Most recently an alliance of ISIS-aligned groups in Mindanao have organized to sweep into the Mindanao city of Marawi, holding territory in the city of some 200,000 people for a month. It is the first instance of disparate, ISIS-aligned Filipino groups banding together and holding territory.
Philippines Armed Forces (AFP) operations continue but have not been able to yet dislodge a core group of militants, organized by the infamous Maute group and led, ultimately, by the ASG leader Isnilon Hapilon, who has been declared the emir of Southeast Asia by ISIS' leader, Abu Bakir al-Baghdadi.
"This is a warning so we can be ready to address this together because there are sleeper cells that are in each of our countries," Indonesian military chief Gen. Gatot Murmatyo said at the ceremony.

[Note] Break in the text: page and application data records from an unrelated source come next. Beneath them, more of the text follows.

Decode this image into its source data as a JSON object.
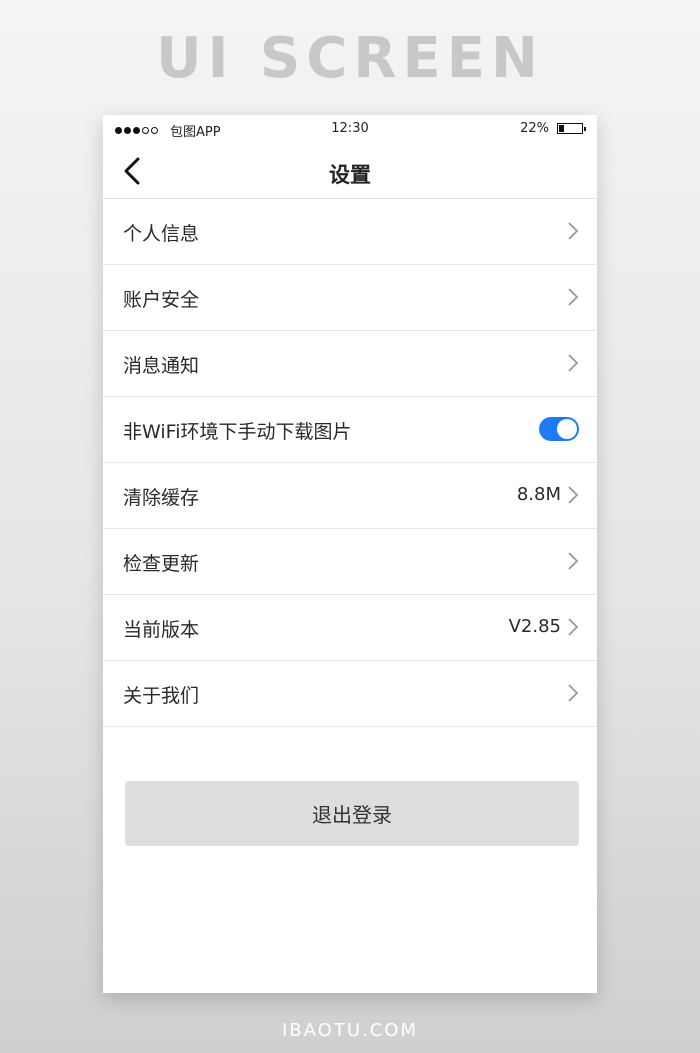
{
  "banner": {
    "title": "UI SCREEN",
    "footer": "IBAOTU.COM"
  },
  "status_bar": {
    "carrier": "包图APP",
    "time": "12:30",
    "battery_percent": "22%",
    "battery_level": 0.22,
    "signal_bars_filled": 3,
    "signal_bars_total": 5
  },
  "nav": {
    "title": "设置",
    "back_icon": "chevron-left-icon"
  },
  "settings": {
    "items": [
      {
        "label": "个人信息",
        "value": "",
        "control": "chevron"
      },
      {
        "label": "账户安全",
        "value": "",
        "control": "chevron"
      },
      {
        "label": "消息通知",
        "value": "",
        "control": "chevron"
      },
      {
        "label": "非WiFi环境下手动下载图片",
        "value": "",
        "control": "toggle",
        "toggle_on": true
      },
      {
        "label": "清除缓存",
        "value": "8.8M",
        "control": "chevron"
      },
      {
        "label": "检查更新",
        "value": "",
        "control": "chevron"
      },
      {
        "label": "当前版本",
        "value": "V2.85",
        "control": "chevron"
      },
      {
        "label": "关于我们",
        "value": "",
        "control": "chevron"
      }
    ]
  },
  "logout": {
    "label": "退出登录"
  },
  "colors": {
    "accent": "#1e7bf5",
    "button_bg": "#dddddd",
    "divider": "#e8e8e8"
  }
}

"With this trilateral cooperation it will ease the exchange of information because the speed and accuracy of information is very much needed to put in place measures and anticipate the possible escape of (militants) out of Marawi."
Despite the three nations' increasing issues with ISIS-inspired terrorism and their long unguarded coastlines bordering the Sulu Sea, long used for smuggling routes, active cooperation between the countries' governments has been lacking, Sidney Jones, director of the Institute for Policy and Analysis of Conflict told CNN last week.
"Part of the problem is that borders in this archipelago are extremely porous. It's still possible to get in by boat. All three countries -- Malaysia, Indonesia and the Philippines -- are trying to strengthen their border controls and their immigration checks," the Jakarta-based regional terrorism expert said.
"One thing that's needed is a common watch list so that all three countries are operating from the same information about who may be dangerous. But regional cooperation is improving on that."